Mario Lopez writes from Madrid: More demonstrations against the cuts announced by Mariano Rajoy, the Spanish Prime Minister are taking place. A million on the streets of Catalunya are demanding independence for the province. ‘Rajoy is a puppet in the hands of the European Commission,’ snarled one protester. A hot summer is giving way to an even hotter autumn. Can the country hold together or will the richer parts, Catalunya and the Basque country, say ‘adios’ and break the country up?
The trade unions sense that their moment has come. They are demanding a referendum on the austerity measures. Not even a minority of supporters of the Partido Popular that forms the government supports the cuts. So the likelihood is that the government would lose the referendum. After that would come massive demonstrations for new elections. The Left sense that they would win. They probably would.

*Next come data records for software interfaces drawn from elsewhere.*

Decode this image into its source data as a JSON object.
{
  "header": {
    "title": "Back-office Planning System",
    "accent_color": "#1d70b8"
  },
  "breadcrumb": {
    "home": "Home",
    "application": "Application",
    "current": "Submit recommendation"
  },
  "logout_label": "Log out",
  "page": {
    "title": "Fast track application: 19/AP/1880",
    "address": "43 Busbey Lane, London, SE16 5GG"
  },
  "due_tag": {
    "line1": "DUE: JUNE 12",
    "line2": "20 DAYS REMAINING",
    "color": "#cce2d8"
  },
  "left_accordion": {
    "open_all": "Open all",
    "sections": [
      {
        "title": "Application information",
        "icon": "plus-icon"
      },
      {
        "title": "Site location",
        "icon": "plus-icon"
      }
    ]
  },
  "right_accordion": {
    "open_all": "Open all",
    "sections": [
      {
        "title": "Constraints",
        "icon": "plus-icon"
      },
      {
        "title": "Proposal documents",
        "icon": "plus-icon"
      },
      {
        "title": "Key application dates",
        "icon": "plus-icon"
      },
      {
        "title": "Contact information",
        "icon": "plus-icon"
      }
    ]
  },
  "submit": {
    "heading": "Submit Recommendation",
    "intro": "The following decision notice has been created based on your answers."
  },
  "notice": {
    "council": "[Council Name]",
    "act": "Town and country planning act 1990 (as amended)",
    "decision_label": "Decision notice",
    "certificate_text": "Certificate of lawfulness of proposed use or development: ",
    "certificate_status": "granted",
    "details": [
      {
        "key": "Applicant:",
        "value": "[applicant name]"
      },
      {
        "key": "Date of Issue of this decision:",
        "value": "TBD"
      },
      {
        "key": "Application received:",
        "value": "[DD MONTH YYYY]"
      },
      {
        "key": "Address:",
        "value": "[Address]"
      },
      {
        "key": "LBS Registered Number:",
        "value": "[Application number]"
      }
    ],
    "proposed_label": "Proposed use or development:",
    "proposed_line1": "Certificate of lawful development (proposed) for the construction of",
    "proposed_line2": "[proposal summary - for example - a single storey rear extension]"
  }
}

Those who oppose the referendum say that it would change nothing. Economic policy is not made in Madrid but in Brussels and Frankfurt. If the socialists regained power, they would not extract any more concessions from the troika (EU, European Central Bank and the International Monetary Fund) than the present conservative government. So a referendum and an election would change nothing. In other words, democracy would not work. That said, a socialist government would levy much heavier taxes on the well off and business. The result of this would be a flight of capital and savings leaving Spain the poorer.
So what is the solution? Those in Catalunya are quite clear about this. They are the second richest region in Spain in per capita terms. They transfer more tax to Madrid than they receive in state investments. So if they kept all their own tax they would be better off. They have been hard hit by the austerity measures and have demanded, yes demanded, over 5 billion euros to keep themselves afloat.
Spain is divided into rich, poor and very poor regions. The north is rich, the south is poor and the west is even poorer. A transfer of resources from the north is needed to keep other regions viable. The present constitutional arrangement has only been in place since 1978. Hence there has not been enough time for the regions to gel together and conceive of themselves as one nation. The Catalans use their own language and require everyone from Madrid to speak it. The Basques also demand that their language be used. However whereas those who speak Castilian Spanish can acquire a rudimentary command of Catalan in six weeks, the gap between Basque and Castilian Spanish is as wide as the Atlantic Ocean. The present economic crisis has driven these two regions and Madrid farther apart.
No one in Catalunya or elsewhere in Spain has proposed the obvious solution to the mess that the country is in. Exit the euro and reintroduce the peseta. This would permit a massive devaluation and set Spain on the road to recovery. There is an obsession in Spain that in order to be part of Europe they have to be in the European Union and the euro. This is due to the fact that the country was marginalised by Europe until Generalissimo Franco died in 1976. This has left deep scars. Madrid does not want to be cast aside again. In order to be accepted as good Europeans they have to support every initiative emanating from Brussels. Not even the present conservative government will put Spanish interests first.
Spain is bankrupt. The conditions being imposed by Brussels and Berlin are driving down living standards. Unemployment among young people is about 25 per cent. The ambitious are leaving for Germany and elsewhere. How much more pain can Spain take before the people say enough is enough? Spain has a long tradition of anarchy. How long will it take for it to reassert itself? If changing the government does not change policy, why have a government?
The future of Spain is in the balance. It may split up or collapse economically. Both options don’t really look good.